_ACTIVITY_
All lines in the data below carrying the string "title" are to be located and copied.

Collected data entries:
******

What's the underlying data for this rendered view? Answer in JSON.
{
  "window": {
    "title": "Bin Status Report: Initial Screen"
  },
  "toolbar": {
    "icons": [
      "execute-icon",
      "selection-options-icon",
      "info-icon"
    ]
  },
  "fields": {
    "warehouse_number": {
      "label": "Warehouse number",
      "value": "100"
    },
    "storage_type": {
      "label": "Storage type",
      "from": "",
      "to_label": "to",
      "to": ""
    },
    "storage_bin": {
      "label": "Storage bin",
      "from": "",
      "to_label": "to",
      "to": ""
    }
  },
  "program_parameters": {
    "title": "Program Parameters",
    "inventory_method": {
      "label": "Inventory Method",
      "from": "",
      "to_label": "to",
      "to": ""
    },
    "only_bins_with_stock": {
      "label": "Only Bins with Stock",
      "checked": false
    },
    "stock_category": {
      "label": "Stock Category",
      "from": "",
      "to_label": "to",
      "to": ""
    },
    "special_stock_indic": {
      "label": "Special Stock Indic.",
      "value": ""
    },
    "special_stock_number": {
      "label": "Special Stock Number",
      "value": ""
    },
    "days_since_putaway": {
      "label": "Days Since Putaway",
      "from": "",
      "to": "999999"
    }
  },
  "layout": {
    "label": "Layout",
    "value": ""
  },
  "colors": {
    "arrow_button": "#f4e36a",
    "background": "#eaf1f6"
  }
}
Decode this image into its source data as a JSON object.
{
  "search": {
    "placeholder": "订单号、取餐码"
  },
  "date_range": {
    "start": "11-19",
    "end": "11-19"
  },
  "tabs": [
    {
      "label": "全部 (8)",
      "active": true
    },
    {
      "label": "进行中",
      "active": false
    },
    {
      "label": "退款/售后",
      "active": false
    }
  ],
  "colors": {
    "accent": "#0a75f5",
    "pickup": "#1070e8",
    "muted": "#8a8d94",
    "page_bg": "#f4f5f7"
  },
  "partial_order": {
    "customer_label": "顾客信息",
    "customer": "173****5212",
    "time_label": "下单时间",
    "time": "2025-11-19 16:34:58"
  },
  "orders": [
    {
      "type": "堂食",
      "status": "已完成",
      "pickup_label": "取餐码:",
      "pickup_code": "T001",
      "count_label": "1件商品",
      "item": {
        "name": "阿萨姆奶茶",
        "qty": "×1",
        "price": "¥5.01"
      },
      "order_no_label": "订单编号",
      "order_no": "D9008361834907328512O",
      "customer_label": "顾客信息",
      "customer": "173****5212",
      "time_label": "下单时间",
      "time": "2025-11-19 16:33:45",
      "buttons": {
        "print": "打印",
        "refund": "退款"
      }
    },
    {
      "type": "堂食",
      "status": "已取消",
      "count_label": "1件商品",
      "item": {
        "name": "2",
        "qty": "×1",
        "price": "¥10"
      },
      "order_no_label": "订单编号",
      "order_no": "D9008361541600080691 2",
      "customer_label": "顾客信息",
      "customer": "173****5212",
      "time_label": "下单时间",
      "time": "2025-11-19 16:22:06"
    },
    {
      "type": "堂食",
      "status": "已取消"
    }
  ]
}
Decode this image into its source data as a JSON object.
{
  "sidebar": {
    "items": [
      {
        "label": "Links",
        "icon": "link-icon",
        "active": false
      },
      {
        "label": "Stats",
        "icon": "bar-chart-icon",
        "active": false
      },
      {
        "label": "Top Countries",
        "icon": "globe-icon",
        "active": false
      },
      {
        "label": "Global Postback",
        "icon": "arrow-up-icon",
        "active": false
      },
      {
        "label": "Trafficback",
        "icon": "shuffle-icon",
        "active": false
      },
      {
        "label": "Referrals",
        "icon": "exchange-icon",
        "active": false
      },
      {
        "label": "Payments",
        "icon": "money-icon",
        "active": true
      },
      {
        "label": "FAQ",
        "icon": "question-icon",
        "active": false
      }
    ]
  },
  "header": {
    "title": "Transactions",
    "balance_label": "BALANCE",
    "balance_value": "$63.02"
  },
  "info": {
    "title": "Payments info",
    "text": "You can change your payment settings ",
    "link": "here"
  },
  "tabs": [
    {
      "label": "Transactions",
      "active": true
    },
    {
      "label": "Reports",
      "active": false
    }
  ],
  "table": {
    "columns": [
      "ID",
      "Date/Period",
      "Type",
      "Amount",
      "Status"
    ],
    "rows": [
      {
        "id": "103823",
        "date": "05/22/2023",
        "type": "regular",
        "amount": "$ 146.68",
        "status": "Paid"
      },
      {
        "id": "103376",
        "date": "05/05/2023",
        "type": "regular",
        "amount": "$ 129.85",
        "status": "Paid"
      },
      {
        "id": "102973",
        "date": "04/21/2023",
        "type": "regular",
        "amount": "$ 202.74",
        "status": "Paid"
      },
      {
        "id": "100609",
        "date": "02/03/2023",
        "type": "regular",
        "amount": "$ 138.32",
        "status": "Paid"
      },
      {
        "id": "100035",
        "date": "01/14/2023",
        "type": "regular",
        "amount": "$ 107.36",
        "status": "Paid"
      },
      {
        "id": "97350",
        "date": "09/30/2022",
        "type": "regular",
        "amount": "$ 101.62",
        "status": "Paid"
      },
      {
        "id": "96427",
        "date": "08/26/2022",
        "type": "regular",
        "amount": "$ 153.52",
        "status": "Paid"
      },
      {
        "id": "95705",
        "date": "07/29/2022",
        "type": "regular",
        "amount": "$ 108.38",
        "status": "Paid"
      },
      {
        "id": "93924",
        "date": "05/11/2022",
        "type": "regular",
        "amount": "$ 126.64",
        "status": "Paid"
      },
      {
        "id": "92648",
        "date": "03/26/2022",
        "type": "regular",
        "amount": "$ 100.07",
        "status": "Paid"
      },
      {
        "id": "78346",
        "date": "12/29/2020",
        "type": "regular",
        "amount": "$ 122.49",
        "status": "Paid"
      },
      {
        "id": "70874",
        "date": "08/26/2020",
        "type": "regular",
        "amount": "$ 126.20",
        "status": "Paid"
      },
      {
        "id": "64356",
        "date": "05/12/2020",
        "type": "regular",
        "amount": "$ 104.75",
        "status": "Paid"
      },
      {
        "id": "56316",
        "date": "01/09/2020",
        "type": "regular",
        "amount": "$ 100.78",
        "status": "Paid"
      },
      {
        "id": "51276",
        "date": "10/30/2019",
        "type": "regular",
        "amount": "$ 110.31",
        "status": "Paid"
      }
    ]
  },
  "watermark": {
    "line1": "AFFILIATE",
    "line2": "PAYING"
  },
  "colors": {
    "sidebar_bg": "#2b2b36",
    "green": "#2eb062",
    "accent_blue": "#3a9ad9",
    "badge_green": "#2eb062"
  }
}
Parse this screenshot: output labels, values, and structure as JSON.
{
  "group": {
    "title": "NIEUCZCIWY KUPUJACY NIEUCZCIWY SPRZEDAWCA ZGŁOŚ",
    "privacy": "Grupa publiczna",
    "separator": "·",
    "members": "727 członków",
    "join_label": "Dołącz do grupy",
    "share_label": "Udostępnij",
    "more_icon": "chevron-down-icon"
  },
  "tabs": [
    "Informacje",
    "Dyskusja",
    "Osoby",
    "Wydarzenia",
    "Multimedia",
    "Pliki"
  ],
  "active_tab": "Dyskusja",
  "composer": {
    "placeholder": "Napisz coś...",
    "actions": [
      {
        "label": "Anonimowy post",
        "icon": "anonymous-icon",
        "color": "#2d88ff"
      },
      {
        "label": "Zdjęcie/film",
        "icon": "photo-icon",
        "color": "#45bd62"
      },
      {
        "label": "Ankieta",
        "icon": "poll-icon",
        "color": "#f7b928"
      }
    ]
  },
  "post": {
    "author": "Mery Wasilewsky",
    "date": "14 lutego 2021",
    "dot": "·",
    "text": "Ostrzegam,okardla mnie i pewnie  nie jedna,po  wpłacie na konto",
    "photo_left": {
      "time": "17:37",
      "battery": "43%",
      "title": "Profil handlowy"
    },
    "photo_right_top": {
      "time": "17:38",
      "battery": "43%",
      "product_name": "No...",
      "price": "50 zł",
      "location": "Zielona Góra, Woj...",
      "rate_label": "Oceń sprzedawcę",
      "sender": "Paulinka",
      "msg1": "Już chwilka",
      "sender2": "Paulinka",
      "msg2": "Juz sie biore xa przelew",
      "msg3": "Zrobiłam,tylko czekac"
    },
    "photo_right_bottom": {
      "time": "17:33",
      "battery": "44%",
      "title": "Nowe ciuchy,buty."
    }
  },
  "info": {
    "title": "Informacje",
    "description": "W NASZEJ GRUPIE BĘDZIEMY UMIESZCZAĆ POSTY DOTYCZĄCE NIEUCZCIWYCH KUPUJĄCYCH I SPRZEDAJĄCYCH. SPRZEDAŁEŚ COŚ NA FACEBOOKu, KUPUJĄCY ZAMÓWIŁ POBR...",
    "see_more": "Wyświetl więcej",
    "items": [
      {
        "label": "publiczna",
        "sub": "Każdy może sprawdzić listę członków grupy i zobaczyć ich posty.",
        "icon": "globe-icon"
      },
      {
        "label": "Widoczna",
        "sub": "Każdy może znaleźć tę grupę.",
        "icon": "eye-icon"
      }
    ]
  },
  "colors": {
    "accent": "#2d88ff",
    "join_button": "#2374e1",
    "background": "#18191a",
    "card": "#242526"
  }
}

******

_SOLUTION TO THIS PROBLEM_
    "title": "Bin Status Report: Initial Screen"
    "title": "Program Parameters",
    "title": "Transactions",
    "title": "Payments info",
    "title": "NIEUCZCIWY KUPUJACY NIEUCZCIWY SPRZEDAWCA ZGŁOŚ",
      "title": "Profil handlowy"
      "title": "Nowe ciuchy,buty."
    "title": "Informacje",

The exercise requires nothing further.